Laura Evelyn decided to become a professional actor in the last year of her degree in performance at Northumbria University. She graduated with honours and went on to Guilford School of Drama. Since then she been working for a wide range of productions in theatre, film and television.
C.R. What was it like to receive the call telling you, you got the part of Emily?
Laura: I was very pleased but at the same time I was aware of the challenge facing me. The script was very surreal and I knew I would have to trust my director a hell of a lot. The vibe I got from Ian is that he is very intelligent, with lots of vision and imagination. I had to hope he knew what I could bring to the role. In this sort of work is good to have a good relationship with your director.
C.R. What did you bring to Emily Bodega?
Laura: She is a character that is larger than life with a big imagination so I related to her, being Emily came naturally. I really enjoy playing such an intense character with imagination, I’m in my element.
Emily’s deeply troubled. She’s incredibly jealous, a mixture of intense and something’s not right. She has a lack of conscience, a weird insecurity, and an unhappy childhood. Even if this isn’t her apparent motivation I wanted to show this background behind her eyes.
In some ways she’s like Kathy Bates from Misery. The way she looks at James Caan’s character. Outwardly there is nothing you can connect with but she is obsessed by Paul Sheldon. No conscious action of hers comes from anything another person can fathom. Emily is selfish but not self absorbed, she has tunnel vision.
C.R. You’ve done a lot of theatre as well as film, which do you prefer?

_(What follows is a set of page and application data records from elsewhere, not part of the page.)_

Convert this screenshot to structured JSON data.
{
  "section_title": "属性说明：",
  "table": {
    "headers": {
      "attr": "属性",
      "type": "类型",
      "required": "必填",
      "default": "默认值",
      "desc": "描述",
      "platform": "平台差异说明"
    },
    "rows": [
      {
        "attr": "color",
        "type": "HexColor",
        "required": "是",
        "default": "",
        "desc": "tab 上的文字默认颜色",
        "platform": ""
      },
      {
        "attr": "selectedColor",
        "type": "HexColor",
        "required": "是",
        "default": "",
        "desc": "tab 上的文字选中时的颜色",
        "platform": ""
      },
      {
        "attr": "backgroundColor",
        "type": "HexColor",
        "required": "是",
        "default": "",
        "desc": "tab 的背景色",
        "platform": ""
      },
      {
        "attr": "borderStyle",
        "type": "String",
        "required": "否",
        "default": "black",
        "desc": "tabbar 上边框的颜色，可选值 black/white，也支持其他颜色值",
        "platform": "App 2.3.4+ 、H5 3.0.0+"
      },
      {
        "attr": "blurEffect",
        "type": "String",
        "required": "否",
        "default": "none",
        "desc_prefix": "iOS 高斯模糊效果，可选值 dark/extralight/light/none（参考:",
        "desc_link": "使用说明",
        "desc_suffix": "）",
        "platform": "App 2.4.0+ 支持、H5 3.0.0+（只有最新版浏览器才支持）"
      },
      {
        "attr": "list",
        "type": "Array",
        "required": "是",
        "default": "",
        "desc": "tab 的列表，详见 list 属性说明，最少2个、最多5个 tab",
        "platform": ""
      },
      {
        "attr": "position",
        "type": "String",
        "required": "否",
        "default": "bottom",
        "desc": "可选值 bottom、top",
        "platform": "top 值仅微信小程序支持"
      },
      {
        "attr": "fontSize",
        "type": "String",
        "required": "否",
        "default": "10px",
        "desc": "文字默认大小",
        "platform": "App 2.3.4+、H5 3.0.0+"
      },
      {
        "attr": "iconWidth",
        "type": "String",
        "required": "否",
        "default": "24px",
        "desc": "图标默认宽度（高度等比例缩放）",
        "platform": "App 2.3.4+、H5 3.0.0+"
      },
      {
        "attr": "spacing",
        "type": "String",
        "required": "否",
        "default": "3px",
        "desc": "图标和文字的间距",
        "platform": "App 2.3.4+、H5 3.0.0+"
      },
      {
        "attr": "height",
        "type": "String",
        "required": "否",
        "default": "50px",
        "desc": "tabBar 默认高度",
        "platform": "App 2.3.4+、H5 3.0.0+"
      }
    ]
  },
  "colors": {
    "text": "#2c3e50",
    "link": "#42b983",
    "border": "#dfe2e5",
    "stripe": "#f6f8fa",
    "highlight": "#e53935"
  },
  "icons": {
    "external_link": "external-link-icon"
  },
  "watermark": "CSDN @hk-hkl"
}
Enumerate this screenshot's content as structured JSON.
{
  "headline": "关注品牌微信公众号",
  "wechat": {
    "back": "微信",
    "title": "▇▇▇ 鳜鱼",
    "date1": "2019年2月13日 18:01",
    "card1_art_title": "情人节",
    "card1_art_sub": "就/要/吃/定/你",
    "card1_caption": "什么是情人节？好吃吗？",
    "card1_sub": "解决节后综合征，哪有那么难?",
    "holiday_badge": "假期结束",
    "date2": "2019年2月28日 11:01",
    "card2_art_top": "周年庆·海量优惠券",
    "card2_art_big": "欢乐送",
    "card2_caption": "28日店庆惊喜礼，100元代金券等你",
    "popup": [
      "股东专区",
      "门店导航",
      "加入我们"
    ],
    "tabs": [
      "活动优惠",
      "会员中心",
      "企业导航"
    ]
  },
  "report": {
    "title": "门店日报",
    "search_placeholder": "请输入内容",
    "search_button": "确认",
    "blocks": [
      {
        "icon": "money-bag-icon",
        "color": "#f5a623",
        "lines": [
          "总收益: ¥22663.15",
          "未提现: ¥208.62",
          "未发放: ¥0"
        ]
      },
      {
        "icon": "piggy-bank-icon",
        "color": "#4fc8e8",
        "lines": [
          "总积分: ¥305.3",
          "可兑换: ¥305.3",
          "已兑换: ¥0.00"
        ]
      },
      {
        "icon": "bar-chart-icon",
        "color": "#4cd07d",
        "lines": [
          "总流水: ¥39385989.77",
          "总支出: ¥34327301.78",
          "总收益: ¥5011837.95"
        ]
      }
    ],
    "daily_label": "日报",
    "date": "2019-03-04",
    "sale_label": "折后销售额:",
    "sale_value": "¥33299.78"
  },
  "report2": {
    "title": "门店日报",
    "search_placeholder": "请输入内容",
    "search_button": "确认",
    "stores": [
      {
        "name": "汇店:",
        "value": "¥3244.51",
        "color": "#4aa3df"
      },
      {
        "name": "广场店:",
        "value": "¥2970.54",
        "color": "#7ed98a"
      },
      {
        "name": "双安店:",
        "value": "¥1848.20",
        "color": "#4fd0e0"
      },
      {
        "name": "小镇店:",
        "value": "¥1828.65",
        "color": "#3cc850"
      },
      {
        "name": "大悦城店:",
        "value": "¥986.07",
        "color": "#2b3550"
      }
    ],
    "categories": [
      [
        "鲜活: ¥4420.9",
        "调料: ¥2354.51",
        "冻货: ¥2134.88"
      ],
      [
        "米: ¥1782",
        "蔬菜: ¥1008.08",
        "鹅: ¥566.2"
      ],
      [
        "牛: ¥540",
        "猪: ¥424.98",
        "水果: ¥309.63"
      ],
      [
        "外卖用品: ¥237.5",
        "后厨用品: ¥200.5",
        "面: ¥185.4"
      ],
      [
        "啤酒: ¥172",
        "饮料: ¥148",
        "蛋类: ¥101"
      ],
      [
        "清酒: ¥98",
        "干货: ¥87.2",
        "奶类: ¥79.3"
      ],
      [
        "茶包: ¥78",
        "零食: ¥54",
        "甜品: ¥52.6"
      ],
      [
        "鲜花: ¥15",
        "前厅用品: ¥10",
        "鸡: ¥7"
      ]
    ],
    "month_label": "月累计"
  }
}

Laura: I’ve made a short commercial for Matt Beaumonts’s book Small World. In the last few months I’ve been drawn toward comedy theatre. When you are working the live comedy circuit you get lots of contacts, people say you’re good at comedy come and work for us.
Currently my favorite current show is How to die in a domestic environment. It was at Brighton Festival and Jackson Lane theatre. It’s a surreal tragic-comedy. I play a woman who has no identity and desperately searches for it. It sounds very dark and it is but it’s also very comic.
Working on Wilby was nice because it was so different. I was part of the sitcom trials in Leicester Square theatre. So I went from the intensity of my work in Hampshire to comedy.
It was exciting in a way. I was stretched keeping the journey of the character. It’s the same with any film the scenes are shot out of order. I want to keep Emily ending in the right emotional place in the journey. Emily is very focused and her goal is to make Monica’s life a misery. She thinks she’s very controlled but her imagination isn’t. Her character has to struggle; I’ve to got show that struggle emotionally.
C.R.What would your dream role be?
Laura: My dream role would be Rosaline from Shakespeare’s As you like it. She’s strong and witty. She falls in love with someone who falls in love with her. She lives in her family’s house; her world is potentially very happy and adventurous. It helps she’s tall and I’m tall.